A few years back, I joined a men’s group hosted at a church in Los Angeles. We meet weekly to discuss our lives, our faith, and our understanding of the world. We often read poetry as a means to get the conversation moving. This group has become precious to me.
Every so often, we’ll trade emails with poems or paintings or little samples of whatever we’re reading. These two passages from Saul Bellow’s The Adventure of Augie March arrived today, sent by one of the senior members of the group. They’re both so rich, I felt I should share them.

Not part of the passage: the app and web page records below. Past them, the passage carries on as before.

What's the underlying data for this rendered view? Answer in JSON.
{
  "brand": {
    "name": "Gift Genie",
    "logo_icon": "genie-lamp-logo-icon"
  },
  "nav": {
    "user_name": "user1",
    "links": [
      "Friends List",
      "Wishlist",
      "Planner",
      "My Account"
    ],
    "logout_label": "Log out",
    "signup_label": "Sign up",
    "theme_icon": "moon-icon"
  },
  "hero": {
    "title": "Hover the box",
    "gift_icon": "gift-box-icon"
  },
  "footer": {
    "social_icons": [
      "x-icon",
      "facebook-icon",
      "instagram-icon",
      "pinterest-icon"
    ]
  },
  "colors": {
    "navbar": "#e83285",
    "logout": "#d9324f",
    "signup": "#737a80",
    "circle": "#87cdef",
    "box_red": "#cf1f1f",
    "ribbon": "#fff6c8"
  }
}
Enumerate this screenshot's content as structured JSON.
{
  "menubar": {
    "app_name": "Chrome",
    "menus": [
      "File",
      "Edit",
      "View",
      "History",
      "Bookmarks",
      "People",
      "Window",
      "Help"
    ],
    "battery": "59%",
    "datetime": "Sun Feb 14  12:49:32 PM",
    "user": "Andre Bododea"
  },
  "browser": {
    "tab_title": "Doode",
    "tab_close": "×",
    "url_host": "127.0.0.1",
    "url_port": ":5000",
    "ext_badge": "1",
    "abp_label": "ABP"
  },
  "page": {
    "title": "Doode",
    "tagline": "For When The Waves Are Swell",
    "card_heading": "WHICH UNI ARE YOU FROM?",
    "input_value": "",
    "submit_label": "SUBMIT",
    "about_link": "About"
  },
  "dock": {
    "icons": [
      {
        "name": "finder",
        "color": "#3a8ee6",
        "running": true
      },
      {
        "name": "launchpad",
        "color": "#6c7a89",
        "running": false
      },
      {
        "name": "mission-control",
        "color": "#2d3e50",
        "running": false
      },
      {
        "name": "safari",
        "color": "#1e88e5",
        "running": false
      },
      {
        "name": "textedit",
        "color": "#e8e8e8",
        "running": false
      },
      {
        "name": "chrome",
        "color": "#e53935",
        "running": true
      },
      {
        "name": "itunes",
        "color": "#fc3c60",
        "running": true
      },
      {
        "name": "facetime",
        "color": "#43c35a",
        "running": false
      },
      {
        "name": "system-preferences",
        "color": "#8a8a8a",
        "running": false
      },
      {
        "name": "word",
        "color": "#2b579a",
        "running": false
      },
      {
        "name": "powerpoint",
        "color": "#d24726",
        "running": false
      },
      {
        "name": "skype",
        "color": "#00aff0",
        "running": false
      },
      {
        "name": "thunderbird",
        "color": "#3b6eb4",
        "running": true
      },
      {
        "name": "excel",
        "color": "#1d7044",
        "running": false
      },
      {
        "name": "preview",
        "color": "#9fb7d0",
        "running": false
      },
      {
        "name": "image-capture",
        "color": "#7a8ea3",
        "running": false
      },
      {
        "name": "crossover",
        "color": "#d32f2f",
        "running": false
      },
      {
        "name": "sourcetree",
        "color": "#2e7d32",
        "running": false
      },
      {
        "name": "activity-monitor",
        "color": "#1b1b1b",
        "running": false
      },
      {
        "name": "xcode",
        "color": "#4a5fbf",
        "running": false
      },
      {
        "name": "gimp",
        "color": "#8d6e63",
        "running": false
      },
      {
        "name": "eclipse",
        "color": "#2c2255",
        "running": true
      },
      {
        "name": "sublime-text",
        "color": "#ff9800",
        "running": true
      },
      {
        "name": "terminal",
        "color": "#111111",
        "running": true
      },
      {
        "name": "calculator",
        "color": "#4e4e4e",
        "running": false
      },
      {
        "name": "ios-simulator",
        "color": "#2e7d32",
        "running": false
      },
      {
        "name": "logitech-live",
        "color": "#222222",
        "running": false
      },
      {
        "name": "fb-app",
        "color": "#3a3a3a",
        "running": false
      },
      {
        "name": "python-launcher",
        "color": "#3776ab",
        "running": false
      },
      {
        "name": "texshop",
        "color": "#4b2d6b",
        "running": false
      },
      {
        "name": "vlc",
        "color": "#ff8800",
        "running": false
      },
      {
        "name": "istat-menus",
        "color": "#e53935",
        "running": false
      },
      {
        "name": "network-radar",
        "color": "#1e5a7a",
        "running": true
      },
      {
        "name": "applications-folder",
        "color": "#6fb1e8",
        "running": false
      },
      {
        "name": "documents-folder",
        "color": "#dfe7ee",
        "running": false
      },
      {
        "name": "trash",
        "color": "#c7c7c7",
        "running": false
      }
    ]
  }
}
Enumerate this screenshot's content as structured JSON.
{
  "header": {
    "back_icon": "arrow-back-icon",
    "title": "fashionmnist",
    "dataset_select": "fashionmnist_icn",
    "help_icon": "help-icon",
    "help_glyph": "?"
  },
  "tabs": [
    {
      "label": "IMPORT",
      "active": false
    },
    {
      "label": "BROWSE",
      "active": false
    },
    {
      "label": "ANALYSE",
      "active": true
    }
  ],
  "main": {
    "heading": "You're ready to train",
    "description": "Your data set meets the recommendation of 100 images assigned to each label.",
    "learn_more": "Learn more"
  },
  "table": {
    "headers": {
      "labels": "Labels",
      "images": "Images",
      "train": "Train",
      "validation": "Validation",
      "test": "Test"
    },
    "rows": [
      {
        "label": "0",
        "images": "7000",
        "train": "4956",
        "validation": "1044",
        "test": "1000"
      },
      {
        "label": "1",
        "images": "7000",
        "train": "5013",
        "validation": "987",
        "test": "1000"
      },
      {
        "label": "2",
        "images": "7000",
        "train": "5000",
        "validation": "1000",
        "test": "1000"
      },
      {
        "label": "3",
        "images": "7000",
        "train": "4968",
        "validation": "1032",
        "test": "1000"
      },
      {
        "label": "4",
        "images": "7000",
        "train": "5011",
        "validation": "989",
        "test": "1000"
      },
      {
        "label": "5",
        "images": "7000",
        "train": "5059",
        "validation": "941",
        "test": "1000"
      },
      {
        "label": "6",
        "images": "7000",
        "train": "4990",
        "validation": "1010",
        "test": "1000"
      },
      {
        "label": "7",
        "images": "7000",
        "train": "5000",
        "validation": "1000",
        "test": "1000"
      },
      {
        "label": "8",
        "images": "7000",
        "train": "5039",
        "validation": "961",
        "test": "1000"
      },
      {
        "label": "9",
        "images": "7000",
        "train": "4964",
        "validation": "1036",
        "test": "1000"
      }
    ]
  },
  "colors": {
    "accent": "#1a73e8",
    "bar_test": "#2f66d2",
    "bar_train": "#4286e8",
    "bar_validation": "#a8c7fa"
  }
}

You must take a chance on who you are. And you can’t sit still. I know this double poser, that if you make a move you may lose but if you sit still you will decay. But what will you lose? You will not invent better than God or nature or turn yourself into the man who lacks no gift or development before you make the move. This is not given to us…It is better to die what you are than to live a stranger forever.
I felt settled and easy, my chest free and my fingers comfortable and open. And now here’s the thing. It takes a time like this for you to find out how sore your heart has been, and, moreover, all the while you thought you were going around idle terribly hard work was taking place. Hard, hard work, excavation and digging, mining, moling through tunnels, heaving, pushing, moving rock, working, working, working, working, working, panting, hauling, hoisting. And none of this work is seen from the outside. It’s internally done. It happens because you are powerless and unable to get anywhere, to obtain justice or have requital, and therefore in yourself you labor, you wage and combat, settle scores, remember insults, fight, reply, deny, blab, denounce, triumph, outwit, overcome, vindicate, cry, persist, absolve, die and rise again. All by yourself! Where is everybody? Inside your breast and skin, the entire cast.
This is the real work.